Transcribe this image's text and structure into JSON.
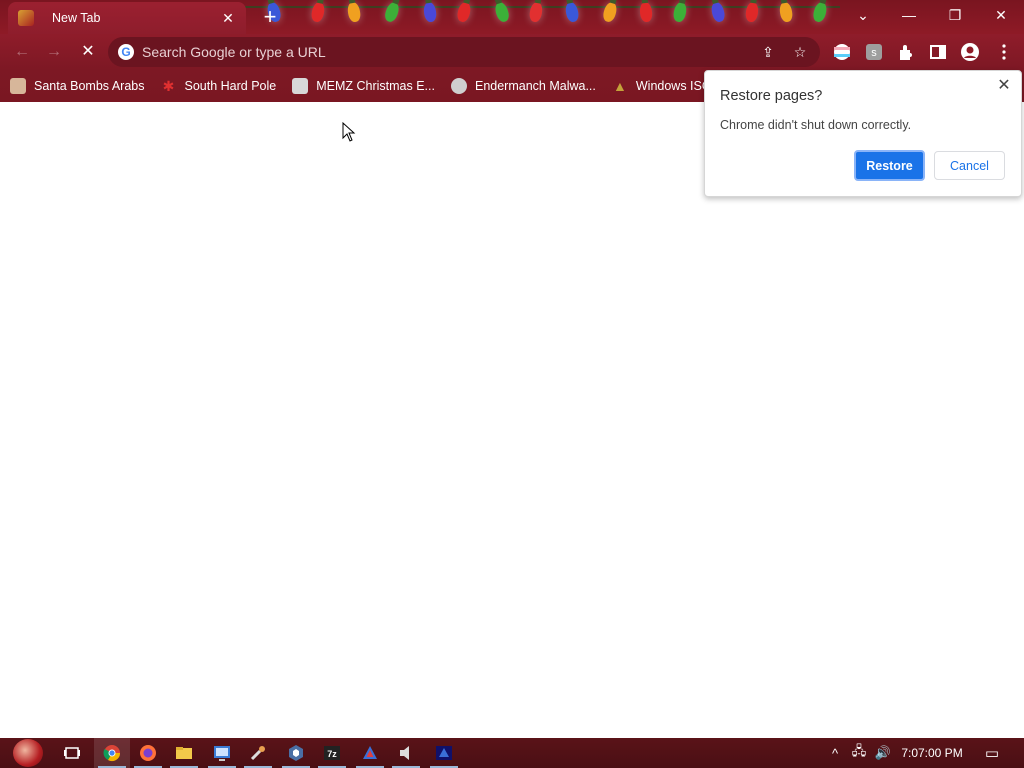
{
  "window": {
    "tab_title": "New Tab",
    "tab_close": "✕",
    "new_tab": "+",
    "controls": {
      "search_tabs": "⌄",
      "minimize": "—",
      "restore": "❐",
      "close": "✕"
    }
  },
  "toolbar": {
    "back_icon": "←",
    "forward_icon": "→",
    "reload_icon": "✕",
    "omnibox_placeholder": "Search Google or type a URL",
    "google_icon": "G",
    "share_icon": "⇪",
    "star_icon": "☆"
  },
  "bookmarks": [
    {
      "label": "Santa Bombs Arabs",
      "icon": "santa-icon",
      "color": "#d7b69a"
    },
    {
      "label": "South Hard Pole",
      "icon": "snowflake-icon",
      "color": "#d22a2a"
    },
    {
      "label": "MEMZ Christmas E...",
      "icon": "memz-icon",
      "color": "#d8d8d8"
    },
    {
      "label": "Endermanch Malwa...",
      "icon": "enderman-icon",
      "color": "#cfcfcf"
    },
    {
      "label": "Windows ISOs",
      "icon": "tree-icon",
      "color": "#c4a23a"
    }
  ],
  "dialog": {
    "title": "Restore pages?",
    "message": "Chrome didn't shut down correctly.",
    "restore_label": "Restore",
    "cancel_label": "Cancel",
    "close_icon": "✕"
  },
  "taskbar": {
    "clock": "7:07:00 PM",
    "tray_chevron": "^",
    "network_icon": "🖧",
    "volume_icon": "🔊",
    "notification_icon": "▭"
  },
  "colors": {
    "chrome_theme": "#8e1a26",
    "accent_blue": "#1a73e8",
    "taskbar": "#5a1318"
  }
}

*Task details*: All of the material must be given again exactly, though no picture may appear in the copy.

*Response area*:
Transcribe this image's text and structure into JSON.
{
  "window": {
    "tab_title": "New Tab",
    "tab_close": "✕",
    "new_tab": "+",
    "controls": {
      "search_tabs": "⌄",
      "minimize": "—",
      "restore": "❐",
      "close": "✕"
    }
  },
  "toolbar": {
    "back_icon": "←",
    "forward_icon": "→",
    "reload_icon": "✕",
    "omnibox_placeholder": "Search Google or type a URL",
    "google_icon": "G",
    "share_icon": "⇪",
    "star_icon": "☆"
  },
  "bookmarks": [
    {
      "label": "Santa Bombs Arabs",
      "icon": "santa-icon",
      "color": "#d7b69a"
    },
    {
      "label": "South Hard Pole",
      "icon": "snowflake-icon",
      "color": "#d22a2a"
    },
    {
      "label": "MEMZ Christmas E...",
      "icon": "memz-icon",
      "color": "#d8d8d8"
    },
    {
      "label": "Endermanch Malwa...",
      "icon": "enderman-icon",
      "color": "#cfcfcf"
    },
    {
      "label": "Windows ISOs",
      "icon": "tree-icon",
      "color": "#c4a23a"
    }
  ],
  "dialog": {
    "title": "Restore pages?",
    "message": "Chrome didn't shut down correctly.",
    "restore_label": "Restore",
    "cancel_label": "Cancel",
    "close_icon": "✕"
  },
  "taskbar": {
    "clock": "7:07:00 PM",
    "tray_chevron": "^",
    "network_icon": "🖧",
    "volume_icon": "🔊",
    "notification_icon": "▭"
  },
  "colors": {
    "chrome_theme": "#8e1a26",
    "accent_blue": "#1a73e8",
    "taskbar": "#5a1318"
  }
}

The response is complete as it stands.